From 1996, I went through a succession of cars and bikes, ending up with a few of the latter by 2014. While I frequently covered motoring events, thanks to my editors who knew of my love for all vehicles, my memories with the little C70 lingered. I promised myself to track it down one day and make an offer to whoever the owner is. Despite the machines I already owned, I still yearned to have my old C70 back.

Memorable sponsored visits in 2017 and last year to Honda’s breathtaking museum at the Twin Ring Motegi race track in Japan further fanned my need to track down the old kapcai.

After a near-frustrating search for the (now ex-)owner’s house in a village in Ara Payung, Batu Gajah, Perak, I found it. This was how it was parked. Thankfully, it was complete and in good condition (and not a twisted wreck!), parked under a shady porch, the owner was at the house – alive and well, and very accommodating too, the registration card was with him and best of all, he agreed to sell it to me... at my offer price!
After a near-frustrating search for the (now ex-)owner’s house in a village in Ara Payung, Batu Gajah, Perak, I found it. This was how it was parked.
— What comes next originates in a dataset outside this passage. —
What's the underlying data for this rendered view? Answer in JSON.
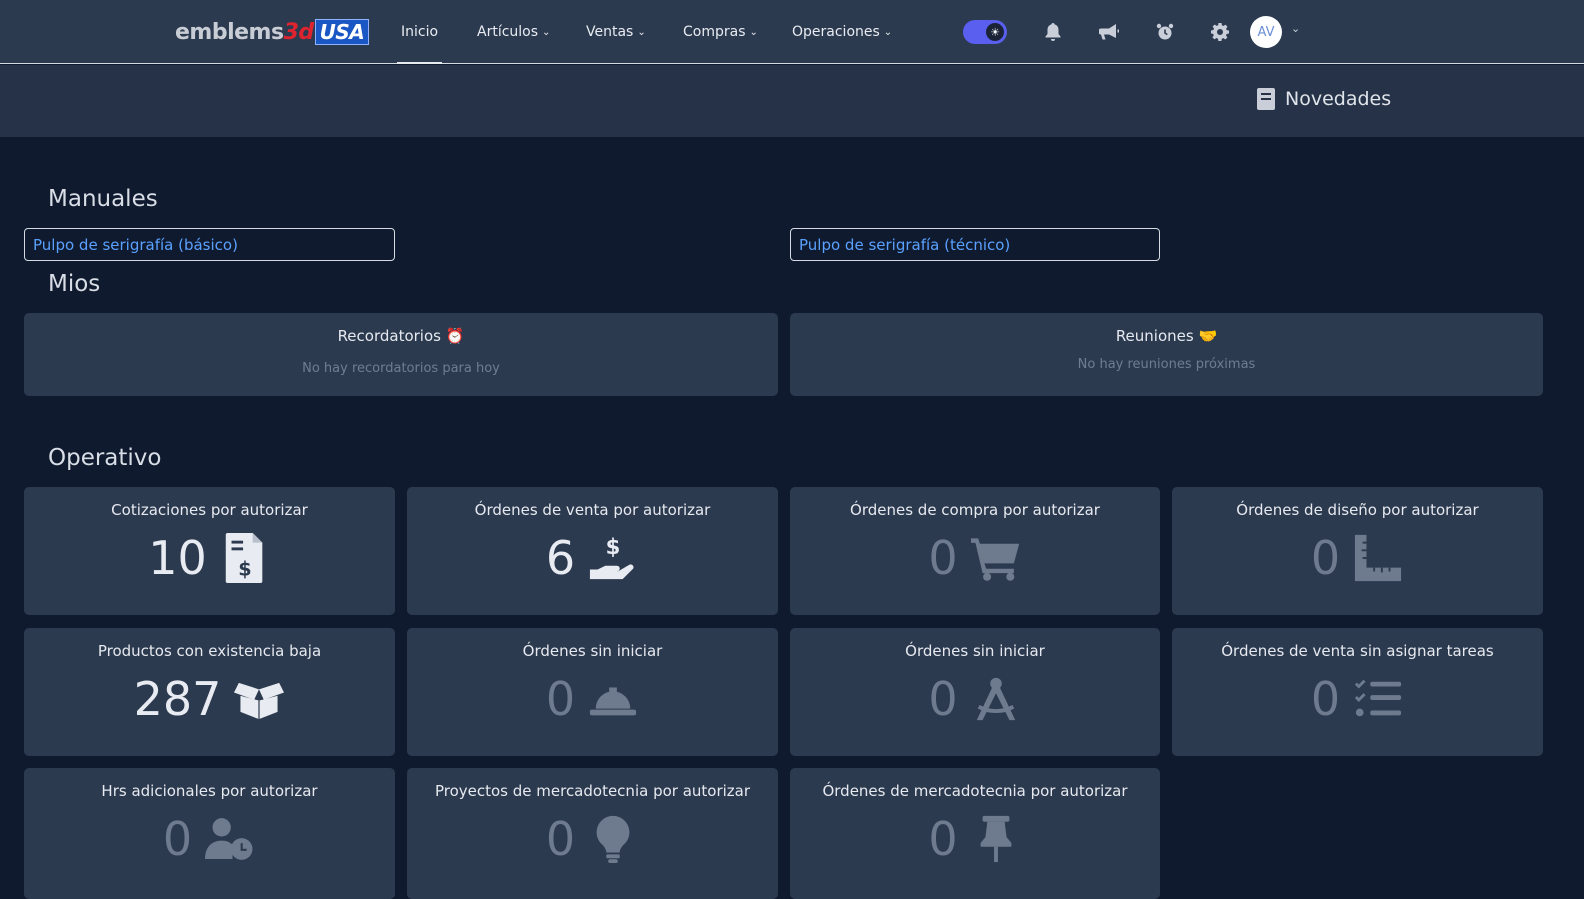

Thankfully, it was complete and in good condition (and not a twisted wreck!), parked under a shady porch, the owner was at the house – alive and well, and very accommodating too, the registration card was with him and best of all, he agreed to sell it to me... at my offer price!

The power of dreams
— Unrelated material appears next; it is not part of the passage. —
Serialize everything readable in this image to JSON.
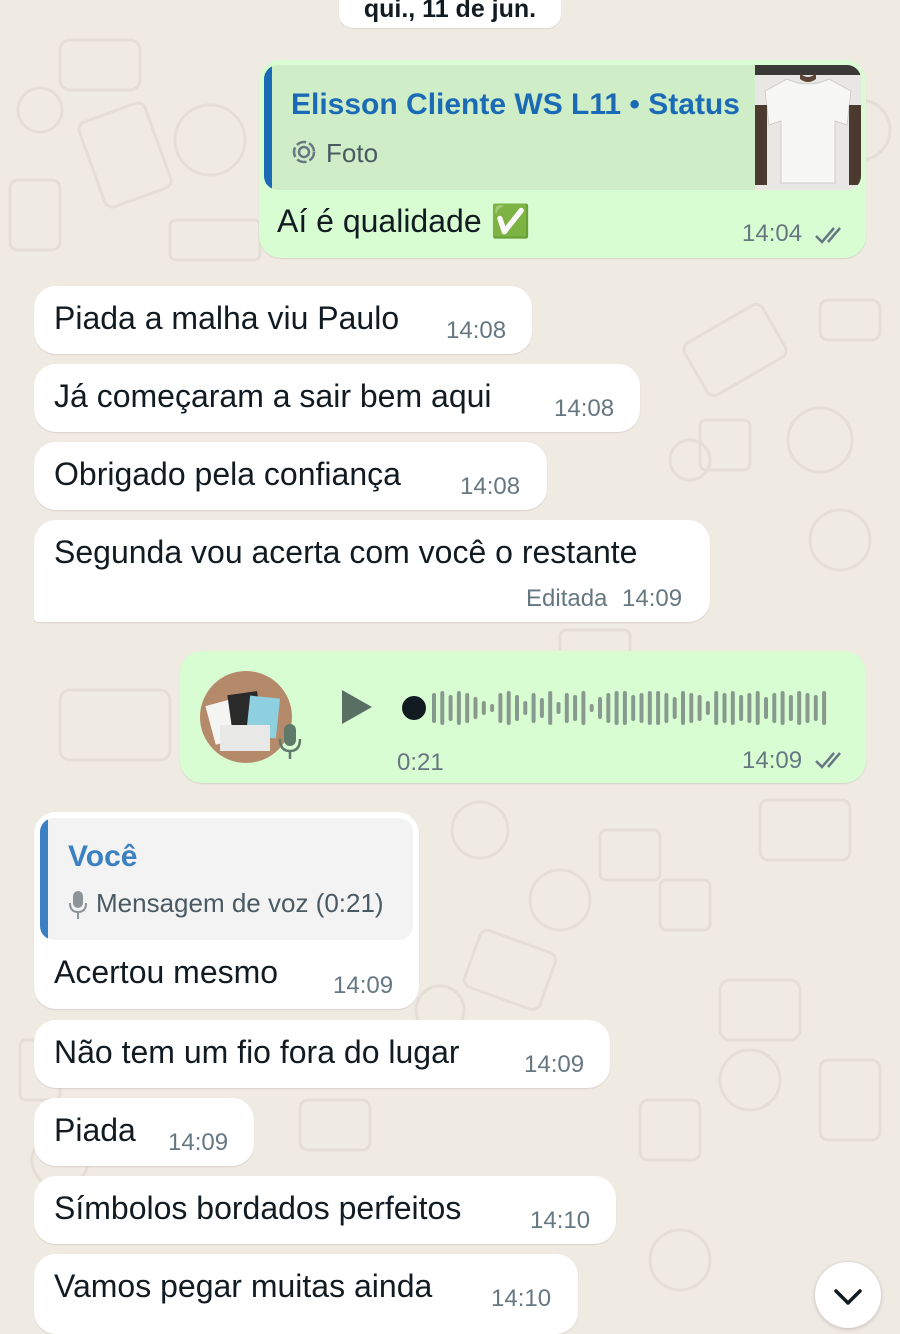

Late last year, my good friend in Ipoh, Faizul a.k.a. “Chor”, who has a shop servicing and repairing mostly 250cc-and-above bikes, managed to get the contact details of the C70’s owner. I was excited to see the address, which was at the town I was born! A date was set to find the owner and the C70.

The Movement Control Order from March 18 delayed my plans, but did not dampen my enthusiasm. I constantly prayed for the 69-year-old owner, whom I’ve never even met, to be alive and well. I also prayed that the bike was still around, even if only the frame was all that’s left of it (everything else is available in the market) and that his family won’t interfere, i.e. pressuring him into asking a very high price for it.

All my prayers were answered. Finally, last Saturday morning, at the Perak Road Transport Department branch in Ipoh, AAQ166’s ownership was legally transferred to me.

2020 - FOUND IT! I’m trying hard not to bawl here.
2020 - FOUND IT! I’m trying hard not to bawl here.

With my cousin’s pick-up, it was transported to my parents’ house. Sometime next month, it will be taken apart at that good friend’s shop in Ipoh. The restoration will be a slow (and careful) process, due to my being based in Kuala Lumpur, but I have a good feeling the bike will hit the roads again well before it turns 40 on Dec 1 next year (it was registered on Dec 1, 1981).

I hope to make it better than new, with some upgrades inside and out, for a nicer ride and handling and also to deal with Klang Valley traffic.

Welcome back, old friend. I look forward to many more miles of fun rides with you!

The Cub and I: Together again after 24 years

IT’S MINE! Finally, last Saturday morning, at the UTC Perak Road Transport Department branch in Ipoh, AAQ166’s ownership was legally transferred to me.

email blast